Work item →
Below are lines of data. Give the number of them that contain the string "JSON", and nothing else.

Exercise material →
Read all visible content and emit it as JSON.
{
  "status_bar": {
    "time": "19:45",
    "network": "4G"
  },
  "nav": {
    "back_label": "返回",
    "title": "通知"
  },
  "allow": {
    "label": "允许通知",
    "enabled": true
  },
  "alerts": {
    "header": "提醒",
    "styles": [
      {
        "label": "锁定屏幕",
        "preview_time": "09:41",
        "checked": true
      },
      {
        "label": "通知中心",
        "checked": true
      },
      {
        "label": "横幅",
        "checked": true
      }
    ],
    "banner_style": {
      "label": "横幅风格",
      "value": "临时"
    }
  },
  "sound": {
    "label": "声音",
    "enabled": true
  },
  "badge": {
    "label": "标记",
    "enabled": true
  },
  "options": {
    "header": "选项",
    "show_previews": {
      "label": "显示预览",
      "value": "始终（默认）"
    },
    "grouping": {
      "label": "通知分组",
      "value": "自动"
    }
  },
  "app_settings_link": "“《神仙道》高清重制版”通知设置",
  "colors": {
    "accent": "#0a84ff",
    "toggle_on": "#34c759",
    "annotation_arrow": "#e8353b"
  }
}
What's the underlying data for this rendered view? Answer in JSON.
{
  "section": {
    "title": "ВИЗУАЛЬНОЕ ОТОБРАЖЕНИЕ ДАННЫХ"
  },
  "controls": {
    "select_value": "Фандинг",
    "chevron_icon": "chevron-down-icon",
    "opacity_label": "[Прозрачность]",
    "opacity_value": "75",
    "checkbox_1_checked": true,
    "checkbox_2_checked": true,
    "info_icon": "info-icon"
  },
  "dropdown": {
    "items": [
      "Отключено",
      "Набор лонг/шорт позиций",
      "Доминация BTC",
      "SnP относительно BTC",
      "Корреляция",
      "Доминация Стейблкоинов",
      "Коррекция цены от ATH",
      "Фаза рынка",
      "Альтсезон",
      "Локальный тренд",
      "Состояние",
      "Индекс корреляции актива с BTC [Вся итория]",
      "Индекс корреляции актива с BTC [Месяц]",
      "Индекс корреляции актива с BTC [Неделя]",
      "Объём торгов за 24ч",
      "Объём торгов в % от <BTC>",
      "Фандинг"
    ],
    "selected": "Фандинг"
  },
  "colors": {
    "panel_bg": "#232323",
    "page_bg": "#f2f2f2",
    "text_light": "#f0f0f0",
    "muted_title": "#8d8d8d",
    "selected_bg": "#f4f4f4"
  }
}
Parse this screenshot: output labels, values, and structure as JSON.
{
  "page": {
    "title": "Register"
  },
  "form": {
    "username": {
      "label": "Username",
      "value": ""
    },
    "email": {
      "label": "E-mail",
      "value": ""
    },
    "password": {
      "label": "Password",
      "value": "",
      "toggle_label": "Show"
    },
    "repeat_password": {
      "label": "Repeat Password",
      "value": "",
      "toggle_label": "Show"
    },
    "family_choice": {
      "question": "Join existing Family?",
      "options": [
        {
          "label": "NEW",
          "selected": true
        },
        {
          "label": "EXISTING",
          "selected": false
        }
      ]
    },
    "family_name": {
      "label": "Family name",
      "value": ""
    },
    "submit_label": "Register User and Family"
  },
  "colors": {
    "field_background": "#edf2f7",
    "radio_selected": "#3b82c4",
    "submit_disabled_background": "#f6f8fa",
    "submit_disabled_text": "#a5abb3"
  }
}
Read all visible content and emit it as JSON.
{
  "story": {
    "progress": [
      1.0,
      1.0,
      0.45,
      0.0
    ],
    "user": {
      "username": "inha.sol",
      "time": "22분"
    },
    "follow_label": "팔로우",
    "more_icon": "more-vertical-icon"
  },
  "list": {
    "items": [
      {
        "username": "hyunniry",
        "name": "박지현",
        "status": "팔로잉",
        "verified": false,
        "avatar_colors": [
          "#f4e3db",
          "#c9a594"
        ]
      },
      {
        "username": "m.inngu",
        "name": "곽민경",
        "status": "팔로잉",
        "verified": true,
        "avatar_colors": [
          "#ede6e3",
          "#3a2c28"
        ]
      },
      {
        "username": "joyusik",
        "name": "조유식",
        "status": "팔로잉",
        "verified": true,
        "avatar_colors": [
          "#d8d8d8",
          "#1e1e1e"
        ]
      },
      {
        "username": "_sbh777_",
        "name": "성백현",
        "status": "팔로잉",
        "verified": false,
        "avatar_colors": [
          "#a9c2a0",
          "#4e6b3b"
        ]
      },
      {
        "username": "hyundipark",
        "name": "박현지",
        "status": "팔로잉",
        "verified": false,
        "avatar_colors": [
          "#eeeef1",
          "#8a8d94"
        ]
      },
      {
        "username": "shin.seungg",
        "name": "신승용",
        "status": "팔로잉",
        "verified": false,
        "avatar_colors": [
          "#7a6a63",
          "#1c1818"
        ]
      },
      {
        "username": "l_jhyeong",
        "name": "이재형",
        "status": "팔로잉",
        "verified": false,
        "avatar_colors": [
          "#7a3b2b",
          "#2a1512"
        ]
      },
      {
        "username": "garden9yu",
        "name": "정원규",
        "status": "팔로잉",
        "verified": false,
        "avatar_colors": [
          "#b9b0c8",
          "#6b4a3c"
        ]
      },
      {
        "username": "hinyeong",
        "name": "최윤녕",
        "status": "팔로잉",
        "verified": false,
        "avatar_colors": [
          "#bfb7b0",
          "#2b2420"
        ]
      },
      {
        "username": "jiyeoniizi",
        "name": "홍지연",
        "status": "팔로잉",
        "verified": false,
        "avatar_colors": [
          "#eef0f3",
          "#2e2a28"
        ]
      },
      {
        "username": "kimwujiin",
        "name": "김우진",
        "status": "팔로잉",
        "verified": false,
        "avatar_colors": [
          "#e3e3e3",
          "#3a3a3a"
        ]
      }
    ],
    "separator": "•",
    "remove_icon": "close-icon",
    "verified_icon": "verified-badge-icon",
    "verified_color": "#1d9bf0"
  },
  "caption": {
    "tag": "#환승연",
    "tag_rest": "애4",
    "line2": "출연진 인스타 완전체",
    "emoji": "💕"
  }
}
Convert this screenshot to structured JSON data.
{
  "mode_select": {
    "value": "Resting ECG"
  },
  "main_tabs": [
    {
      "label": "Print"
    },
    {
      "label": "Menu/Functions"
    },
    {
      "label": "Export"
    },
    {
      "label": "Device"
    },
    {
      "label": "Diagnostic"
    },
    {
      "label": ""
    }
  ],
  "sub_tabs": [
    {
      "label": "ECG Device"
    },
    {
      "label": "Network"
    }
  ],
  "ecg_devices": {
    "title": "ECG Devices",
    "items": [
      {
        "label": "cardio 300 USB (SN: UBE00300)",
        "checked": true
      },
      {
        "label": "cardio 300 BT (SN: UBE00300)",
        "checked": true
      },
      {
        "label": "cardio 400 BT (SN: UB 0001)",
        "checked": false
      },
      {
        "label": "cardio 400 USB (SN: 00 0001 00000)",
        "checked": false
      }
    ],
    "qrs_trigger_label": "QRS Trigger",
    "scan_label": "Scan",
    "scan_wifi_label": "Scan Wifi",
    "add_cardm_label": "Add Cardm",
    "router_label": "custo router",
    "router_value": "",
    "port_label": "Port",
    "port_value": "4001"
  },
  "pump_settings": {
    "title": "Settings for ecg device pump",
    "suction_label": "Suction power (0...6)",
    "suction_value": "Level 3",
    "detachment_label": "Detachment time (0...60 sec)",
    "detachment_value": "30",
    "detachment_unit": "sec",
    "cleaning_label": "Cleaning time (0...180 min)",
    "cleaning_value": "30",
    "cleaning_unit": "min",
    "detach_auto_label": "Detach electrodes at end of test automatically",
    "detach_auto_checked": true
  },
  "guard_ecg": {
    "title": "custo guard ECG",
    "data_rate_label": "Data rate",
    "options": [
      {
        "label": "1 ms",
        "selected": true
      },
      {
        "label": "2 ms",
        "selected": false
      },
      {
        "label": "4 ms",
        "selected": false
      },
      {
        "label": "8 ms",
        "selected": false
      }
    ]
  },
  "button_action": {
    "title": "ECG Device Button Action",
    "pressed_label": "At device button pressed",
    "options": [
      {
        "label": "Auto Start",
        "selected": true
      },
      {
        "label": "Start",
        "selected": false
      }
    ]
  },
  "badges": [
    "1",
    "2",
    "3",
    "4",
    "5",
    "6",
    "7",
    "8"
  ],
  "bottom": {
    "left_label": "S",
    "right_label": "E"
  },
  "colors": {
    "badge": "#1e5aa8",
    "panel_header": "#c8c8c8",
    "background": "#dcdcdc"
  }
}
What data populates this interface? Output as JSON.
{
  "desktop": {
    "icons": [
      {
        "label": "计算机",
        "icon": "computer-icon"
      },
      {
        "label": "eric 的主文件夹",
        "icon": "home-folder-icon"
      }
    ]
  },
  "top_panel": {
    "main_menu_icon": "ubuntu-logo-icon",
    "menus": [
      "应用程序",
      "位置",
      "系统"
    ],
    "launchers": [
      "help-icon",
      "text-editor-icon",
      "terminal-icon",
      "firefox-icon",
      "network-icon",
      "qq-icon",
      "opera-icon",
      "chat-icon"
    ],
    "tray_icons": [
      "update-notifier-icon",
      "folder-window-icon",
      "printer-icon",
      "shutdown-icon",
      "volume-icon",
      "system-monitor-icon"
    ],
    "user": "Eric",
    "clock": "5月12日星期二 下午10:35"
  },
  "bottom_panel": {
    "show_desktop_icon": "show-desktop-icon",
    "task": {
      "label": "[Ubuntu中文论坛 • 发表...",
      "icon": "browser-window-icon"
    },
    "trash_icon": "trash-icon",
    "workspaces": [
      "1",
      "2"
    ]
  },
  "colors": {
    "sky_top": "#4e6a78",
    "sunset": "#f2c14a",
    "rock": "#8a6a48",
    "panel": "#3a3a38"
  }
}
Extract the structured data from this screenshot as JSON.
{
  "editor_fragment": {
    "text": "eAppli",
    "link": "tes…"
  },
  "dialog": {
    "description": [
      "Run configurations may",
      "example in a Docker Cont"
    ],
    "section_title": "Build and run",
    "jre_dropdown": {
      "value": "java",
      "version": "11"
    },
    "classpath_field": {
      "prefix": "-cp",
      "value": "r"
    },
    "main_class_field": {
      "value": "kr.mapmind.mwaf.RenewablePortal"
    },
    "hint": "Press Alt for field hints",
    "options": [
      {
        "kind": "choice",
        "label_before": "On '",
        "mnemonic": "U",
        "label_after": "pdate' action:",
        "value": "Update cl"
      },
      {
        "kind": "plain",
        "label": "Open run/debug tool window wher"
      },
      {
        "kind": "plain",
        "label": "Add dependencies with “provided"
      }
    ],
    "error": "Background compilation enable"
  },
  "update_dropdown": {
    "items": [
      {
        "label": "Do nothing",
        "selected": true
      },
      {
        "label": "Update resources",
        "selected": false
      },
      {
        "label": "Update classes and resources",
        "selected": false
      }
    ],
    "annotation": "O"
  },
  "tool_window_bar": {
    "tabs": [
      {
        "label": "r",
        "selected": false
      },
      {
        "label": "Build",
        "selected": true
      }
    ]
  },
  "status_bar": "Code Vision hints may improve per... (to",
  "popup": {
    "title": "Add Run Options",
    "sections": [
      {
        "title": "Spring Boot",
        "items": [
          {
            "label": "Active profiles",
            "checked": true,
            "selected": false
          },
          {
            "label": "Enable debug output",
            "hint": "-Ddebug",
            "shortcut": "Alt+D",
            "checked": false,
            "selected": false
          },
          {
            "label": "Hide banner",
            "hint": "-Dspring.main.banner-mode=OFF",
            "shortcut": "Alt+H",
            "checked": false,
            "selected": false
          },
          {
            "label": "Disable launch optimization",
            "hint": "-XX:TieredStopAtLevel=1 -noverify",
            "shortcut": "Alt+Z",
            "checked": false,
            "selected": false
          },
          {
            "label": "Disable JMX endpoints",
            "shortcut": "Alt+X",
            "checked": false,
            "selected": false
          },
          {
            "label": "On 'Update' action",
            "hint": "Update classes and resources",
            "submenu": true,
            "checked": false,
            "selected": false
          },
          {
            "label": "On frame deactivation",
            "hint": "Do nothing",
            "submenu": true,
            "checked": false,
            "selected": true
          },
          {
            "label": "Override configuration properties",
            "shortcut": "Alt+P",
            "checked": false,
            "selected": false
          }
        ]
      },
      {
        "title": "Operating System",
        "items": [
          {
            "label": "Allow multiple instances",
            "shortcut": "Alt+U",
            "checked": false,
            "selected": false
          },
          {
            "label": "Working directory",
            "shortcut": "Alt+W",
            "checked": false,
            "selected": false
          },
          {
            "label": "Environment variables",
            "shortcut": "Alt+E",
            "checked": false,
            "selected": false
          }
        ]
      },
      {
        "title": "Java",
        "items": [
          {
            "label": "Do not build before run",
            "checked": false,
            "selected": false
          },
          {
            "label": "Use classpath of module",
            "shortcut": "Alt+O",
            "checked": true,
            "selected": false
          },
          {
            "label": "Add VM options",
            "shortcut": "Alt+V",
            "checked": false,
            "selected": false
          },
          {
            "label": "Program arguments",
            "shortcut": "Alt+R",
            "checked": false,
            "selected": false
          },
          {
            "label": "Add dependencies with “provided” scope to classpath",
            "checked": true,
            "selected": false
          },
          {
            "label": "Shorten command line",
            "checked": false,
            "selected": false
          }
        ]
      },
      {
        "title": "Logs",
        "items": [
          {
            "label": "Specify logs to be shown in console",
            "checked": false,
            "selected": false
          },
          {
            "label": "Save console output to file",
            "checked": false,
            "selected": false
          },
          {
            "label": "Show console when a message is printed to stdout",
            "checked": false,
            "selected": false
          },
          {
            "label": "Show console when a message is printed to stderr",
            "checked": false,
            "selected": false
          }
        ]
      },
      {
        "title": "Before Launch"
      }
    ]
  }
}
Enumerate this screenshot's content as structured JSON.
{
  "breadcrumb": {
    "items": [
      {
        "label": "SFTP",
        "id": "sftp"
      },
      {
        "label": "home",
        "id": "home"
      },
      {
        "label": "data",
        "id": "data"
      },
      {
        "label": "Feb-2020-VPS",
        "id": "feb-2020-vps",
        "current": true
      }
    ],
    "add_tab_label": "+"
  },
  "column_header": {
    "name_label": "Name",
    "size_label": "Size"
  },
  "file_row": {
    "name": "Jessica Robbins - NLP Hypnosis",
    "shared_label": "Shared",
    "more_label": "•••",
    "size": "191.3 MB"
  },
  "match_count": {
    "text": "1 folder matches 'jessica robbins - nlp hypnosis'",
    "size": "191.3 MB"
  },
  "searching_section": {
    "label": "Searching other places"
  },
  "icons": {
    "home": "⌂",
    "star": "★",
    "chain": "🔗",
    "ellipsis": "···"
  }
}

Response below →
8